A new clinical study by Beth Israel Deaconess Medical Center (BIDMC) has revealed strong immune responses with Johnson & Johnson’s single-dose Covid-19 vaccine, Ad26.COV2.S.
The viral vector vaccine, which was developed in alliance with BIDMC, already obtained emergency use authorisation in the US based on its clinical efficacy data in symptomatic Covid-19 in the US, South Africa, and Latin America.
In the new study, BIDMC’s Center for Virology and Vaccine Research found antibody and cellular immune responses against the SARS-CoV-2 variants of concern, as well as the original strain.
Data showed immune responses generated by Ad26.COV2.S against all variants of the Covid-19 virus, researchers noted.
Study senior author and BIDMC immunologist Dan Barouch said: “The concern is whether SARS-CoV-2 variants may reduce the efficacy of current vaccines that were designed to protect against the original SARS-CoV-2 strain at the beginning of the pandemic.
“These findings therefore have important implications for vaccine protection against SARS-CoV-2 variants of concern.”
In the study, 20 participants aged 18 to 55 years received one or two doses of J&J’s vaccine to assess its immunogenicity.
These subjects were from a multi-centre, randomised, double-blind, placebo-controlled Phase I/IIa trial analysing different doses and schedules of the vaccine.

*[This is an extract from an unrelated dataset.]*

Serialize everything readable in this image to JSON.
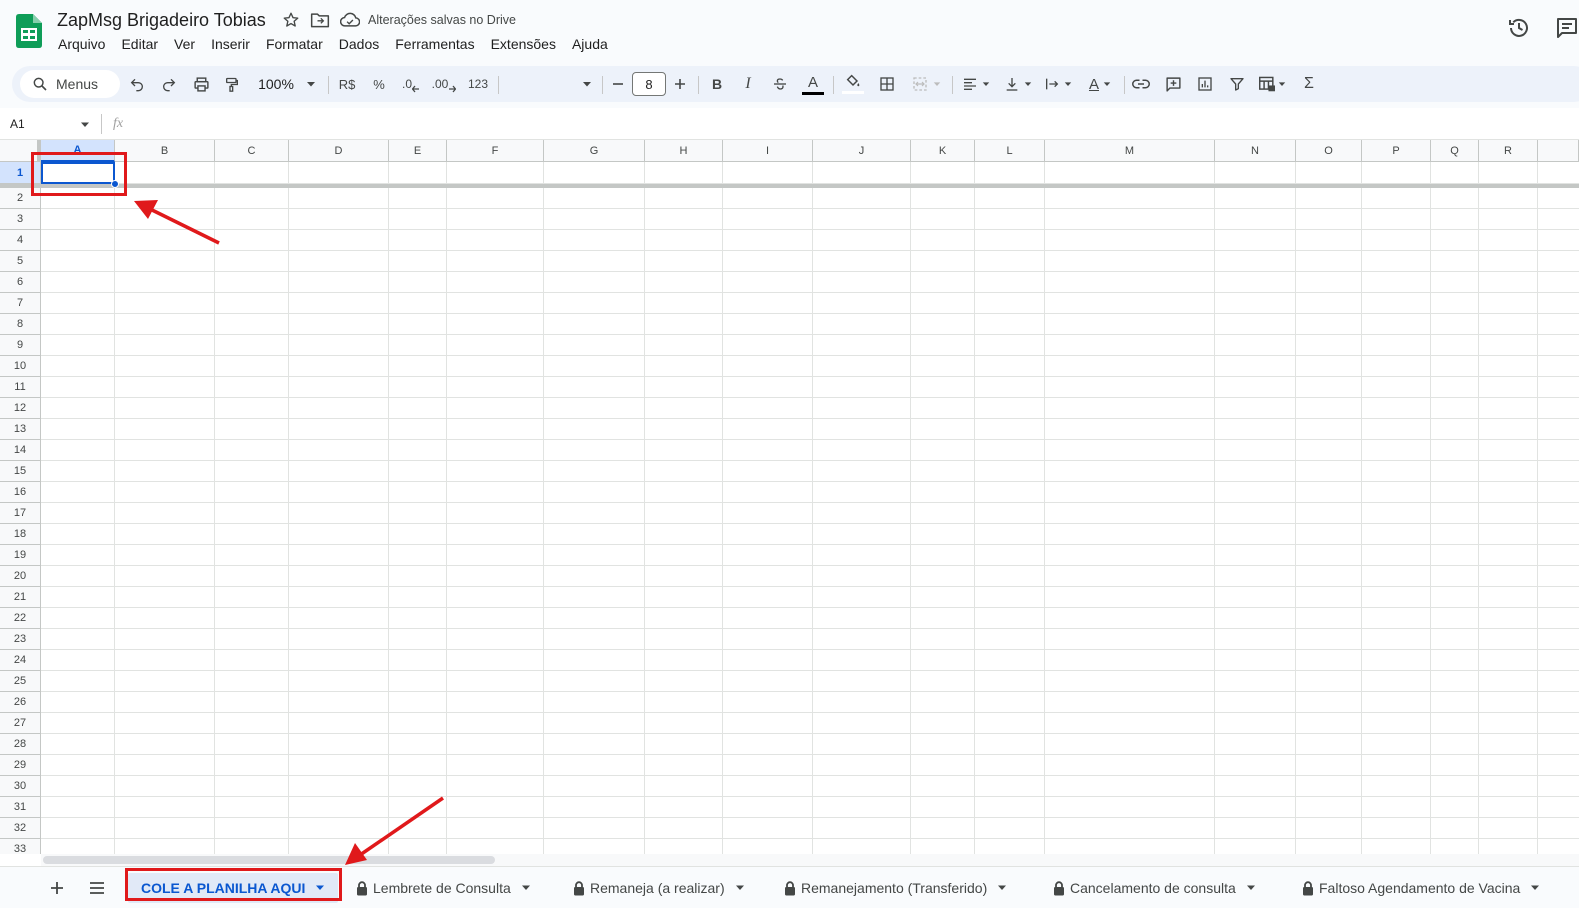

The BIDMC researchers subsequently leveraged various approaches to evaluate antibody and cellular immune responses against the original viral strain (WA1/2020).
They also tested for the viral variants first detected in South Africa (B.1.1351), the UK (B.1.1.7), Brazil (P.1), and California, US (CAL.20C).

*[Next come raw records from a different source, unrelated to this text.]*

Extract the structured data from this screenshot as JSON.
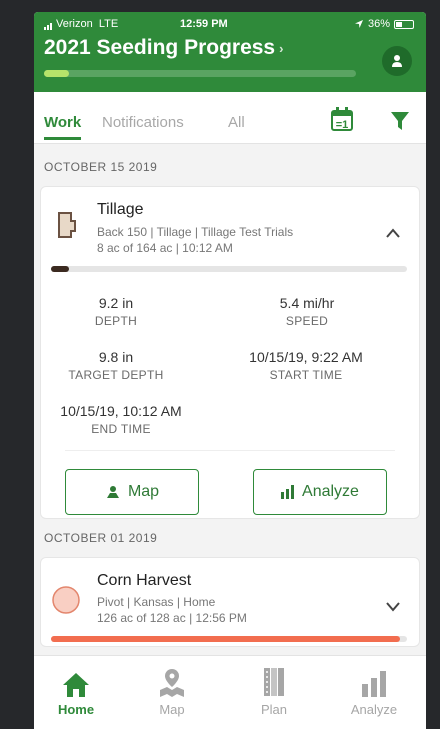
{
  "status_bar": {
    "carrier": "Verizon",
    "network": "LTE",
    "time": "12:59 PM",
    "battery": "36%"
  },
  "header": {
    "title": "2021 Seeding Progress",
    "progress_fraction": 0.08
  },
  "tabs": [
    {
      "label": "Work",
      "active": true
    },
    {
      "label": "Notifications",
      "active": false
    },
    {
      "label": "All",
      "active": false
    }
  ],
  "sections": [
    {
      "date": "OCTOBER 15 2019",
      "job": {
        "title": "Tillage",
        "details": "Back 150 | Tillage | Tillage Test Trials",
        "summary": "8 ac of 164 ac | 10:12 AM",
        "progress_fraction": 0.05,
        "progress_color": "#3b2a20",
        "metrics": [
          {
            "value": "9.2 in",
            "label": "DEPTH"
          },
          {
            "value": "5.4 mi/hr",
            "label": "SPEED"
          },
          {
            "value": "9.8 in",
            "label": "TARGET DEPTH"
          },
          {
            "value": "10/15/19, 9:22 AM",
            "label": "START TIME"
          },
          {
            "value": "10/15/19, 10:12 AM",
            "label": "END TIME"
          }
        ],
        "buttons": {
          "map": "Map",
          "analyze": "Analyze"
        }
      }
    },
    {
      "date": "OCTOBER 01 2019",
      "job": {
        "title": "Corn Harvest",
        "details": "Pivot | Kansas | Home",
        "summary": "126 ac of 128 ac | 12:56 PM",
        "progress_fraction": 0.98,
        "progress_color": "#f26d4f"
      }
    }
  ],
  "tabbar": [
    {
      "label": "Home",
      "active": true
    },
    {
      "label": "Map",
      "active": false
    },
    {
      "label": "Plan",
      "active": false
    },
    {
      "label": "Analyze",
      "active": false
    }
  ],
  "colors": {
    "brand_green": "#2f8a3a",
    "harvest_orange": "#f26d4f"
  }
}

A decrease in neutralising antibodies against the South African and Brazilian strains was observed compared to antibodies against the original strain.
However, SARS-CoV-2 variants had less or no impact on non-neutralising antibody responses and T cell responses.
As per the vaccine’s protective efficacy found in Phase III trials, non-neutralising antibodies and/or T cell responses may drive protection against Covid-19.
Published Phase III efficacy results revealed the vaccine’s strong protection against symptomatic Covid-19 in South Africa and Brazil where a majority of sequenced cases were due to variants.
According to researchers, the data helps in understanding the vaccine’s protection against SARS-CoV-2 variants of concern.